YOUR TASK:
Each record must be output exactly and in full.

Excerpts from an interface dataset

┌────────

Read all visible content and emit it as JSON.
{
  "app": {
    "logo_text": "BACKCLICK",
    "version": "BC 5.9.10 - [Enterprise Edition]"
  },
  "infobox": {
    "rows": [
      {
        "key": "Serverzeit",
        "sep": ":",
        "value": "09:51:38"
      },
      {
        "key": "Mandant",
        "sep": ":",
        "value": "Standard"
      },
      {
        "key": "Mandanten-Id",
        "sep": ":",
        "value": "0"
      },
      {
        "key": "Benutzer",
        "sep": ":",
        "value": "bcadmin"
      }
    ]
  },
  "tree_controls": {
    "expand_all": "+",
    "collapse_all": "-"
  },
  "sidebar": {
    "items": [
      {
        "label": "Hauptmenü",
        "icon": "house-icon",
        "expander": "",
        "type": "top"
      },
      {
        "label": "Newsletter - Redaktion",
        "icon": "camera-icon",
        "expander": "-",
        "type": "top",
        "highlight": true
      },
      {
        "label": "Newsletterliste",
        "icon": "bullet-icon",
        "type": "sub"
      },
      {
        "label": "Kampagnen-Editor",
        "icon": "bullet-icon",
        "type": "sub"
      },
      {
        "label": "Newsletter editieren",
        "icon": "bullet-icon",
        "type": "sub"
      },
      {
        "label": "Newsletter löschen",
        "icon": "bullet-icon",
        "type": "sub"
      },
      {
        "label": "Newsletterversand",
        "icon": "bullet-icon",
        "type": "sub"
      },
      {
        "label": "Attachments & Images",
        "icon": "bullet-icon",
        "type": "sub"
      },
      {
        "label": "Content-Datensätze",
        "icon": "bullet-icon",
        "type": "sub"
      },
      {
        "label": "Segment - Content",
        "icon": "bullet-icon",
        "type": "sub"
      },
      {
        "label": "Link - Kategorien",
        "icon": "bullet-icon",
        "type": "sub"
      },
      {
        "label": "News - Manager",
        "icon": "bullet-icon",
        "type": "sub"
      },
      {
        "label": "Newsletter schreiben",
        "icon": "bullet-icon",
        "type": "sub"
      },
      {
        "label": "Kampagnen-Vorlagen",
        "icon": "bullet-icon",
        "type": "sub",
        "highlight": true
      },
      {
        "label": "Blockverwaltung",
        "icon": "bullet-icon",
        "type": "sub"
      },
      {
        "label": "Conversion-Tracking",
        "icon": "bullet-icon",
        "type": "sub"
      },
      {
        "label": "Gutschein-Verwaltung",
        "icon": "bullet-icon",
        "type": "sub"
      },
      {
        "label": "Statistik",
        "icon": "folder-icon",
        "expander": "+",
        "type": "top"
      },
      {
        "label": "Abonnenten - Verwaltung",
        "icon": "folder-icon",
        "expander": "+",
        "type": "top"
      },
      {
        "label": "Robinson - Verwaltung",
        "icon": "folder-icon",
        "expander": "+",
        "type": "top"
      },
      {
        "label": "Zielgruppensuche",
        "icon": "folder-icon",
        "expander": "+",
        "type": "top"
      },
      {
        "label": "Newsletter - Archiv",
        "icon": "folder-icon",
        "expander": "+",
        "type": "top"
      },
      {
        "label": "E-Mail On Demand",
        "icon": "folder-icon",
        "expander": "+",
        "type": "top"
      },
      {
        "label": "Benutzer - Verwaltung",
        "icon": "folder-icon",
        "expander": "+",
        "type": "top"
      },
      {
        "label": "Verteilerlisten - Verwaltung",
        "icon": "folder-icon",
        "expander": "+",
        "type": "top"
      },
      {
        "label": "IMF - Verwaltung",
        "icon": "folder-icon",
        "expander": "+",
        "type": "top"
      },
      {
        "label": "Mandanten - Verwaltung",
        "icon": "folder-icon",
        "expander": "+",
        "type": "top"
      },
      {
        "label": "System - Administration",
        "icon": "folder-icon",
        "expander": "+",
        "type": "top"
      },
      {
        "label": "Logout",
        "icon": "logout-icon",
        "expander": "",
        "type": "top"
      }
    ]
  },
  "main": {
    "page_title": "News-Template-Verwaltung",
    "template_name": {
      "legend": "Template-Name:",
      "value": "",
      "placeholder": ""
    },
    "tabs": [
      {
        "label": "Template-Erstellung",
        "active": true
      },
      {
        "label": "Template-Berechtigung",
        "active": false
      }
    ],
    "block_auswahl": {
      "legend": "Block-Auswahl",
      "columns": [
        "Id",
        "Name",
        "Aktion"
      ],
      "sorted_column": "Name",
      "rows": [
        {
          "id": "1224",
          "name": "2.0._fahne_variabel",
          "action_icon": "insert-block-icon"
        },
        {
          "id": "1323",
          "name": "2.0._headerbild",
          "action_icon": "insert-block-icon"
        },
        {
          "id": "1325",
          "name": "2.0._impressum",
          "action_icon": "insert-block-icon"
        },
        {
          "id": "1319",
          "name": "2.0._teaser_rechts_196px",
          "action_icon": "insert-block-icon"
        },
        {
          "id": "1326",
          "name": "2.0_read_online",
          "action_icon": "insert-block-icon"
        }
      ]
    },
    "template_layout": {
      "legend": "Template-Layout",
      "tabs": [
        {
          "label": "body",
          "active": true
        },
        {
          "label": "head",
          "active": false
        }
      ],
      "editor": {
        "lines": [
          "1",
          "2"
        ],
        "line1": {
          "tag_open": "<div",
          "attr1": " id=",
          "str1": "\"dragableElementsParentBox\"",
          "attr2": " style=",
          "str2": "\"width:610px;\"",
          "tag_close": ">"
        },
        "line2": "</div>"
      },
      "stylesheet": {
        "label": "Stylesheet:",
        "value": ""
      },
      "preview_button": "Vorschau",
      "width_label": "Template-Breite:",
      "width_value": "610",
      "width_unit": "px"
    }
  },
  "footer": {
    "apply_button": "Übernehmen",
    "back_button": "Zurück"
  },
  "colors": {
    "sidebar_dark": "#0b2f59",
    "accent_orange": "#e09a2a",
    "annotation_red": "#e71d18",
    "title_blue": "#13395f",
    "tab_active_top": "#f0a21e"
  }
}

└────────

RESULT BELOW:
Read all visible content and emit it as JSON.
{
  "app": {
    "logo_text": "BACKCLICK",
    "version": "BC 5.9.10 - [Enterprise Edition]"
  },
  "infobox": {
    "rows": [
      {
        "key": "Serverzeit",
        "sep": ":",
        "value": "09:51:38"
      },
      {
        "key": "Mandant",
        "sep": ":",
        "value": "Standard"
      },
      {
        "key": "Mandanten-Id",
        "sep": ":",
        "value": "0"
      },
      {
        "key": "Benutzer",
        "sep": ":",
        "value": "bcadmin"
      }
    ]
  },
  "tree_controls": {
    "expand_all": "+",
    "collapse_all": "-"
  },
  "sidebar": {
    "items": [
      {
        "label": "Hauptmenü",
        "icon": "house-icon",
        "expander": "",
        "type": "top"
      },
      {
        "label": "Newsletter - Redaktion",
        "icon": "camera-icon",
        "expander": "-",
        "type": "top",
        "highlight": true
      },
      {
        "label": "Newsletterliste",
        "icon": "bullet-icon",
        "type": "sub"
      },
      {
        "label": "Kampagnen-Editor",
        "icon": "bullet-icon",
        "type": "sub"
      },
      {
        "label": "Newsletter editieren",
        "icon": "bullet-icon",
        "type": "sub"
      },
      {
        "label": "Newsletter löschen",
        "icon": "bullet-icon",
        "type": "sub"
      },
      {
        "label": "Newsletterversand",
        "icon": "bullet-icon",
        "type": "sub"
      },
      {
        "label": "Attachments & Images",
        "icon": "bullet-icon",
        "type": "sub"
      },
      {
        "label": "Content-Datensätze",
        "icon": "bullet-icon",
        "type": "sub"
      },
      {
        "label": "Segment - Content",
        "icon": "bullet-icon",
        "type": "sub"
      },
      {
        "label": "Link - Kategorien",
        "icon": "bullet-icon",
        "type": "sub"
      },
      {
        "label": "News - Manager",
        "icon": "bullet-icon",
        "type": "sub"
      },
      {
        "label": "Newsletter schreiben",
        "icon": "bullet-icon",
        "type": "sub"
      },
      {
        "label": "Kampagnen-Vorlagen",
        "icon": "bullet-icon",
        "type": "sub",
        "highlight": true
      },
      {
        "label": "Blockverwaltung",
        "icon": "bullet-icon",
        "type": "sub"
      },
      {
        "label": "Conversion-Tracking",
        "icon": "bullet-icon",
        "type": "sub"
      },
      {
        "label": "Gutschein-Verwaltung",
        "icon": "bullet-icon",
        "type": "sub"
      },
      {
        "label": "Statistik",
        "icon": "folder-icon",
        "expander": "+",
        "type": "top"
      },
      {
        "label": "Abonnenten - Verwaltung",
        "icon": "folder-icon",
        "expander": "+",
        "type": "top"
      },
      {
        "label": "Robinson - Verwaltung",
        "icon": "folder-icon",
        "expander": "+",
        "type": "top"
      },
      {
        "label": "Zielgruppensuche",
        "icon": "folder-icon",
        "expander": "+",
        "type": "top"
      },
      {
        "label": "Newsletter - Archiv",
        "icon": "folder-icon",
        "expander": "+",
        "type": "top"
      },
      {
        "label": "E-Mail On Demand",
        "icon": "folder-icon",
        "expander": "+",
        "type": "top"
      },
      {
        "label": "Benutzer - Verwaltung",
        "icon": "folder-icon",
        "expander": "+",
        "type": "top"
      },
      {
        "label": "Verteilerlisten - Verwaltung",
        "icon": "folder-icon",
        "expander": "+",
        "type": "top"
      },
      {
        "label": "IMF - Verwaltung",
        "icon": "folder-icon",
        "expander": "+",
        "type": "top"
      },
      {
        "label": "Mandanten - Verwaltung",
        "icon": "folder-icon",
        "expander": "+",
        "type": "top"
      },
      {
        "label": "System - Administration",
        "icon": "folder-icon",
        "expander": "+",
        "type": "top"
      },
      {
        "label": "Logout",
        "icon": "logout-icon",
        "expander": "",
        "type": "top"
      }
    ]
  },
  "main": {
    "page_title": "News-Template-Verwaltung",
    "template_name": {
      "legend": "Template-Name:",
      "value": "",
      "placeholder": ""
    },
    "tabs": [
      {
        "label": "Template-Erstellung",
        "active": true
      },
      {
        "label": "Template-Berechtigung",
        "active": false
      }
    ],
    "block_auswahl": {
      "legend": "Block-Auswahl",
      "columns": [
        "Id",
        "Name",
        "Aktion"
      ],
      "sorted_column": "Name",
      "rows": [
        {
          "id": "1224",
          "name": "2.0._fahne_variabel",
          "action_icon": "insert-block-icon"
        },
        {
          "id": "1323",
          "name": "2.0._headerbild",
          "action_icon": "insert-block-icon"
        },
        {
          "id": "1325",
          "name": "2.0._impressum",
          "action_icon": "insert-block-icon"
        },
        {
          "id": "1319",
          "name": "2.0._teaser_rechts_196px",
          "action_icon": "insert-block-icon"
        },
        {
          "id": "1326",
          "name": "2.0_read_online",
          "action_icon": "insert-block-icon"
        }
      ]
    },
    "template_layout": {
      "legend": "Template-Layout",
      "tabs": [
        {
          "label": "body",
          "active": true
        },
        {
          "label": "head",
          "active": false
        }
      ],
      "editor": {
        "lines": [
          "1",
          "2"
        ],
        "line1": {
          "tag_open": "<div",
          "attr1": " id=",
          "str1": "\"dragableElementsParentBox\"",
          "attr2": " style=",
          "str2": "\"width:610px;\"",
          "tag_close": ">"
        },
        "line2": "</div>"
      },
      "stylesheet": {
        "label": "Stylesheet:",
        "value": ""
      },
      "preview_button": "Vorschau",
      "width_label": "Template-Breite:",
      "width_value": "610",
      "width_unit": "px"
    }
  },
  "footer": {
    "apply_button": "Übernehmen",
    "back_button": "Zurück"
  },
  "colors": {
    "sidebar_dark": "#0b2f59",
    "accent_orange": "#e09a2a",
    "annotation_red": "#e71d18",
    "title_blue": "#13395f",
    "tab_active_top": "#f0a21e"
  }
}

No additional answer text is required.